Blockbuster, the now Dish Network-owned DVD renter, is making hay on its Twitter and Facebook feeds of a quick-response free 30-day trial, followed by a choice of two access plans: continue to receive Total Access for $9.99 per month for “1 Disc” at a time, or $14.99 per month for “2 Discs” at a time.Continue reading...
Posted by Shirley Brady on April 18, 2011 12:30 PM
After running TV and print advertising mocking its rival Vodacom's recent rebranding in South Africa as "a lick of paint," the mobile carrier Cell C was ordered by the country's Advertising Standards Authority to pull its TV advertising (see another spot below) and tweak its print ads.Continue reading...
Posted by Barry Silverstein on August 10, 2010 03:00 PM
McDonald's has proven once again that it can successfully appropriate ideas from competitors into its own fast food system. When McDonald's introduced McCafe espresso drinks earlier this year, it was a shot across Starbucks' bow. It worked — McDonald's coffee sales soared to double the 2006 figure.
Turning from hot to cold, for summer 2010 the burger chain launched fruit smoothies and, given North America's heat wave, the timing couldn't be better. The Wall Street Journal reports that in July, McDonald's had its biggest monthly same-store sales boost since January 2009, attributed partially to the new smoothies. McDonald's president and CEO Don Thompson said the company is "blowing away the high-end projections" they had for smoothie sales.
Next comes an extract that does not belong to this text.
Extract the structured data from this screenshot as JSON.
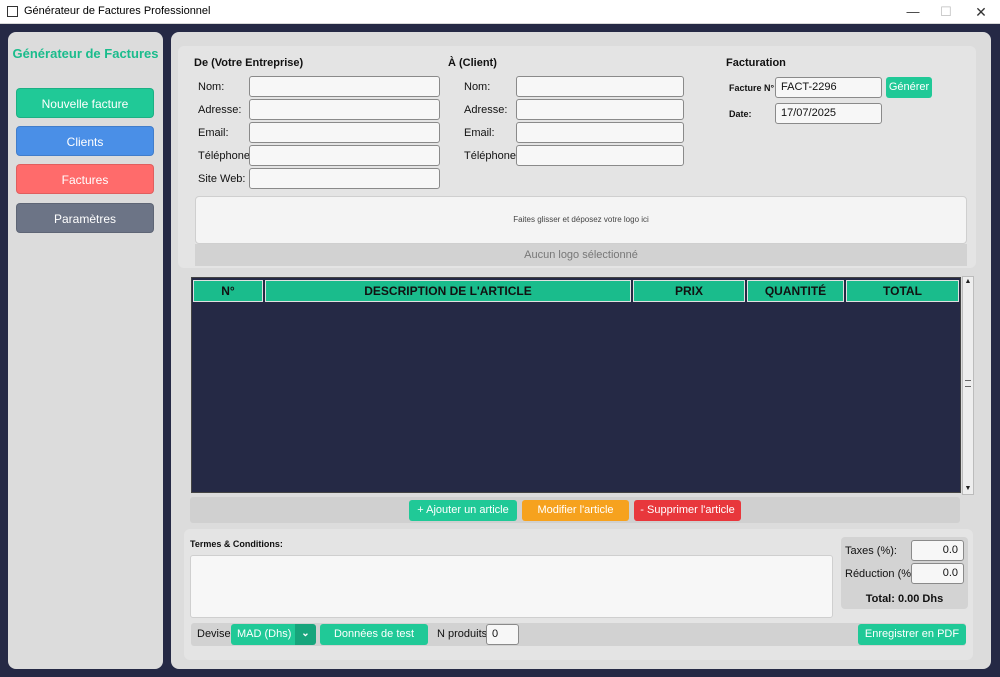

Smoothie competitors aren't taking the news lightly. Jamba Juice, whose business revolves around smoothies, just released a mock ad (watch after the jump) poking fun at a supposed "Cheeseburger Chill Smoothie" made from, you guessed it, a cheeseburger.Continue reading...